Data about app and page elements
- - - -
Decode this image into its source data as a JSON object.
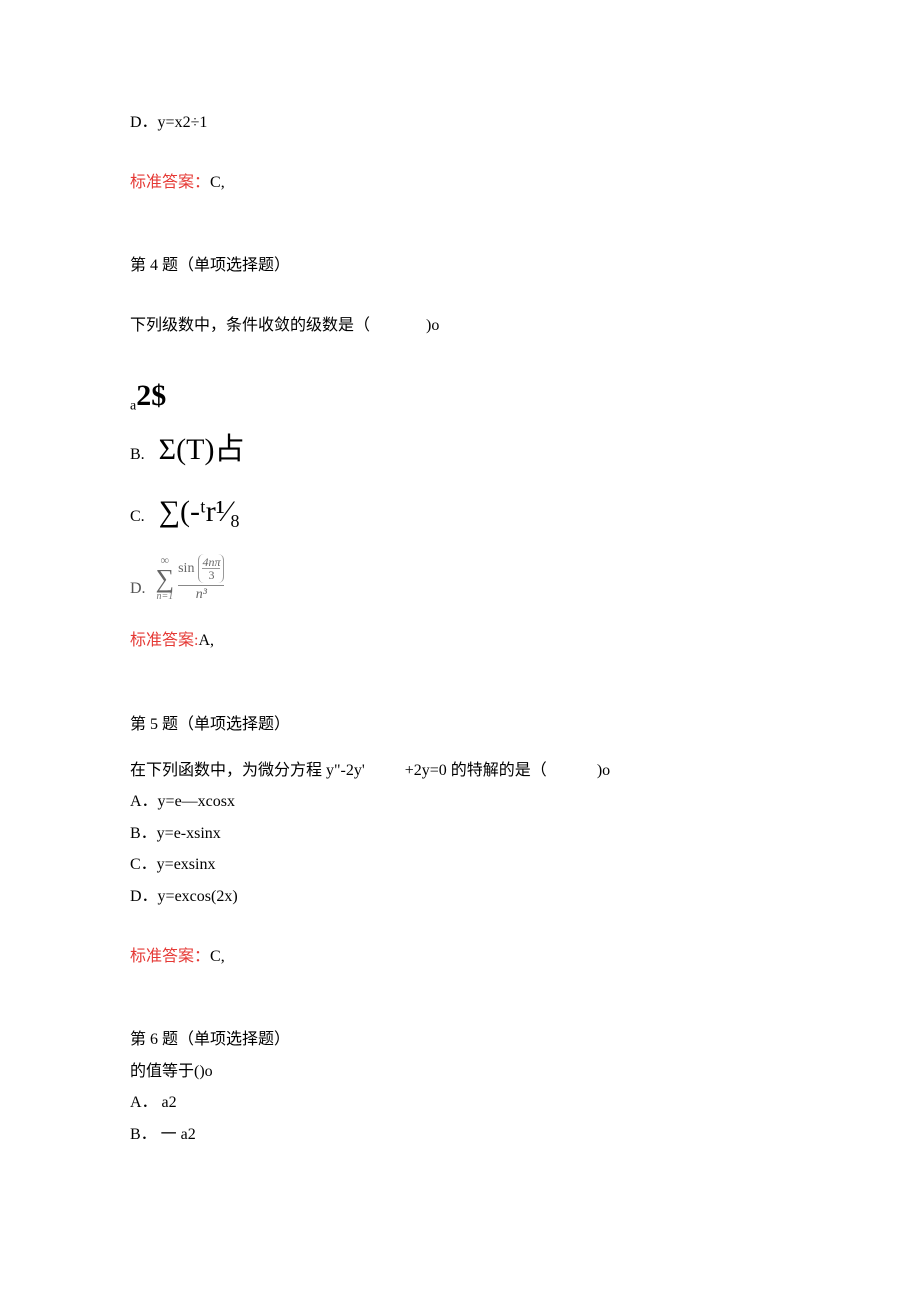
{
  "q3_remainder": {
    "option_d": "D．y=x2÷1",
    "answer_label": "标准答案：",
    "answer_value": "C,"
  },
  "q4": {
    "heading": "第 4 题（单项选择题）",
    "stem_part1": "下列级数中，条件收敛的级数是（",
    "stem_part2": ")o",
    "options": {
      "a_sub": "a",
      "a_big": "2$",
      "b_prefix": "B.",
      "b_math": "Σ(T)占",
      "c_prefix": "C.",
      "c_math": "∑(-ᵗr¹⁄₈",
      "d_prefix": "D.",
      "d_sigma_top": "∞",
      "d_sigma": "∑",
      "d_sigma_bottom": "n=1",
      "d_sin": "sin",
      "d_inner_num": "4nπ",
      "d_inner_den": "3",
      "d_den": "n³"
    },
    "answer_label": "标准答案:",
    "answer_value": "A,"
  },
  "q5": {
    "heading": "第 5 题（单项选择题）",
    "stem_part1": " 在下列函数中，为微分方程 y\"-2y'",
    "stem_part2": "+2y=0 的特解的是（",
    "stem_part3": ")o",
    "options": {
      "a": "A．y=e—xcosx",
      "b": "B．y=e-xsinx",
      "c": "C．y=exsinx",
      "d": "D．y=excos(2x)"
    },
    "answer_label": "标准答案：",
    "answer_value": "C,"
  },
  "q6": {
    "heading": "第 6 题（单项选择题）",
    "stem": "的值等于()o",
    "options": {
      "a": "A．  a2",
      "b": "B．  一 a2"
    }
  }
}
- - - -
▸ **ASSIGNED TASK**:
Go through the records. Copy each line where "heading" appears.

▸ **ANSWER TO THE EXERCISE**:
    "heading": "第 4 题（单项选择题）",
    "heading": "第 5 题（单项选择题）",
    "heading": "第 6 题（单项选择题）",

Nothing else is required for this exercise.